### [MATERIAL TO PROCESS]

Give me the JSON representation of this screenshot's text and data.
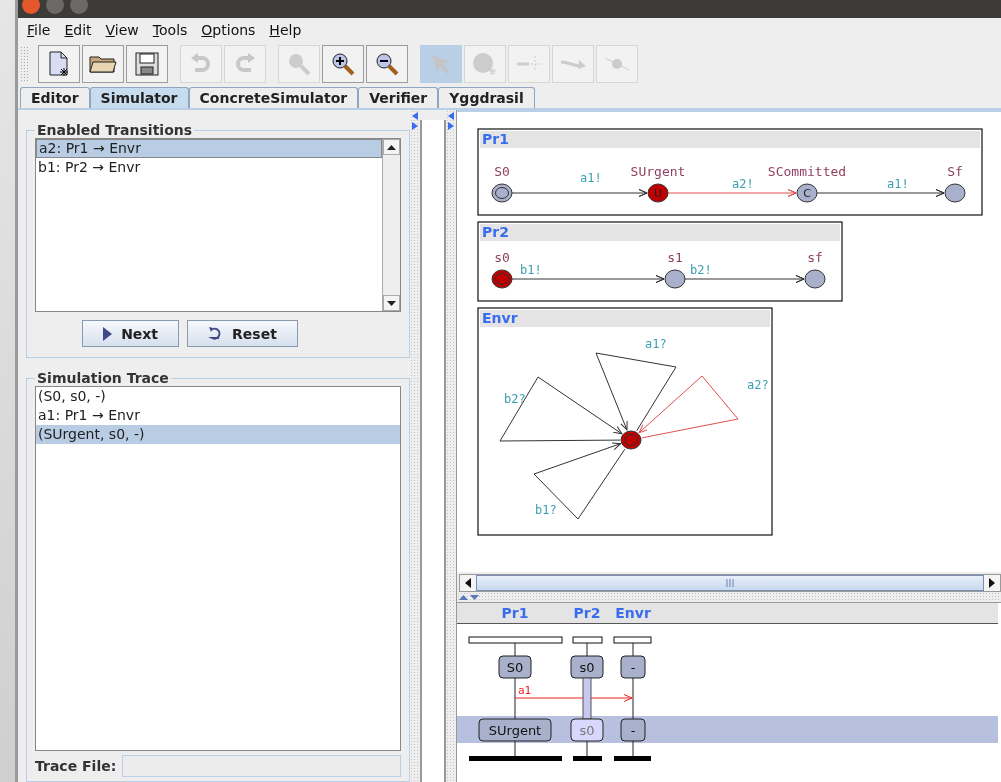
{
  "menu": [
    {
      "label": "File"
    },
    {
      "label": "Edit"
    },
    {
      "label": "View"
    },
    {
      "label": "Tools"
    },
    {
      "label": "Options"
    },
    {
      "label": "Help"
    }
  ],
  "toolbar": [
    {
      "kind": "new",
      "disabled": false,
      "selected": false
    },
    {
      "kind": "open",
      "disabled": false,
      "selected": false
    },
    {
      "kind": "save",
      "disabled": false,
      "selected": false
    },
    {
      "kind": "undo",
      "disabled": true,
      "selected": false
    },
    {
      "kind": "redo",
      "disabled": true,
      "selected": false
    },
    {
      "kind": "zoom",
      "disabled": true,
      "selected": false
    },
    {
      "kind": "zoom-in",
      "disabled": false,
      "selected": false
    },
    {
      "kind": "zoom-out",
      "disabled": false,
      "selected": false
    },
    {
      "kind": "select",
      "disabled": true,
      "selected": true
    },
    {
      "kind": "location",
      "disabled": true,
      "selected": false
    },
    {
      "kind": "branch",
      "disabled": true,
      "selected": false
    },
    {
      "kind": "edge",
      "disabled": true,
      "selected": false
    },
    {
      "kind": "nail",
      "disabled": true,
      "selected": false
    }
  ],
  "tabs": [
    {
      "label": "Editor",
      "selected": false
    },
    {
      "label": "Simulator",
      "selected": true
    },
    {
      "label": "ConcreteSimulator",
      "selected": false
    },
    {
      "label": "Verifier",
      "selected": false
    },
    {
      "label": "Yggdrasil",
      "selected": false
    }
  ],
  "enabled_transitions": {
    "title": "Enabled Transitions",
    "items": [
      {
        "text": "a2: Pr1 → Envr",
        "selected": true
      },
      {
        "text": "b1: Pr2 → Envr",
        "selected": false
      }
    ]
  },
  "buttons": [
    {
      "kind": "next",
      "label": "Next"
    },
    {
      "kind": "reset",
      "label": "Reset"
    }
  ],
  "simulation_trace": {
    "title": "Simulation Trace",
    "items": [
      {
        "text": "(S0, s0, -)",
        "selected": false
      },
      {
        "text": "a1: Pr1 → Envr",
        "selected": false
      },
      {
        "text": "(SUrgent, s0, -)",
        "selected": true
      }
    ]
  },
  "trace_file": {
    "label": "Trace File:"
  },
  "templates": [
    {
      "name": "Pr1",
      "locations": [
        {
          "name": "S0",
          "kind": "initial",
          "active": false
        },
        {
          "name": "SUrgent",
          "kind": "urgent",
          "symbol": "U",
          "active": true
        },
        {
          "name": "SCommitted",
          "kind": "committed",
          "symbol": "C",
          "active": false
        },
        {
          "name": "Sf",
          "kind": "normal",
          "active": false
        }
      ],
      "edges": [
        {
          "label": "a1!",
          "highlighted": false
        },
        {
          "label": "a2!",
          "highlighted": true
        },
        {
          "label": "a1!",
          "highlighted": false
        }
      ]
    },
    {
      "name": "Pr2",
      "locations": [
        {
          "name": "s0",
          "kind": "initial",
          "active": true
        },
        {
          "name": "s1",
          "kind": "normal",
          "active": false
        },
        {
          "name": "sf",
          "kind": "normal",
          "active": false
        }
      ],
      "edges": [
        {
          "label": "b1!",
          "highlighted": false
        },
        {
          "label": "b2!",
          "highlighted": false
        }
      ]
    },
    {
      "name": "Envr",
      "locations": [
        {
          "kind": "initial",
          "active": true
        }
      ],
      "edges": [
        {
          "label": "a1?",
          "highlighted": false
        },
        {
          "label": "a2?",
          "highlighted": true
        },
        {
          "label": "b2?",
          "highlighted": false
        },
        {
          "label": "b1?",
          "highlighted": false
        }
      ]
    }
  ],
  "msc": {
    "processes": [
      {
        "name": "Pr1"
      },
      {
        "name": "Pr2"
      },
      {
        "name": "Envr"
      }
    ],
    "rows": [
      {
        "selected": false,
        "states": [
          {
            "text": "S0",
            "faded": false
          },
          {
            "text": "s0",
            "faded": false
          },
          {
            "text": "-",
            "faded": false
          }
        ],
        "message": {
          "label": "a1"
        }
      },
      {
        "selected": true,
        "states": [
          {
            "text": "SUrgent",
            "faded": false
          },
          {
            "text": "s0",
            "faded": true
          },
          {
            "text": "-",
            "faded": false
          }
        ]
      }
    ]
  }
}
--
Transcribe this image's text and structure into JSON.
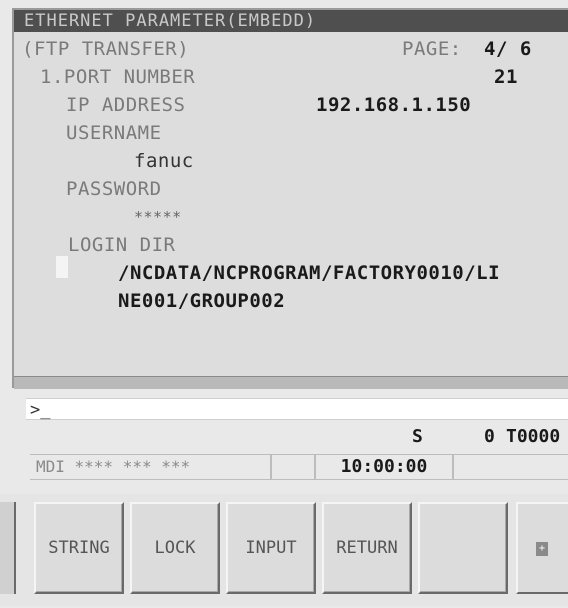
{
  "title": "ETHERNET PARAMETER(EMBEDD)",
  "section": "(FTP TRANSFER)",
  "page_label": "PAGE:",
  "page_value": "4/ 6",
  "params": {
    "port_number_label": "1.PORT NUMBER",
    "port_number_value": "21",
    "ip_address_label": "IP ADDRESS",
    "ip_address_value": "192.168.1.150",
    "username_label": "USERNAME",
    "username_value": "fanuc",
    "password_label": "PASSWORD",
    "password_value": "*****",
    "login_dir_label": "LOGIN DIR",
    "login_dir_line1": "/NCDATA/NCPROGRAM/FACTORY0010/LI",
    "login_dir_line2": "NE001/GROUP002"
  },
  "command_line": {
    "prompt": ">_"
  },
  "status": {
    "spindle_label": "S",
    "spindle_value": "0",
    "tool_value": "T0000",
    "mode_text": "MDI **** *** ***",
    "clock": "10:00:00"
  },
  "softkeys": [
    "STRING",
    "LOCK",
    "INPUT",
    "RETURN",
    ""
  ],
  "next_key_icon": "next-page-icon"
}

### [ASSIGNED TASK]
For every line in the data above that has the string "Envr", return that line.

### [EXPECTED ANSWER]
        "text": "a2: Pr1 → Envr",
        "text": "b1: Pr2 → Envr",
        "text": "a1: Pr1 → Envr",
      "name": "Envr",
        "name": "Envr"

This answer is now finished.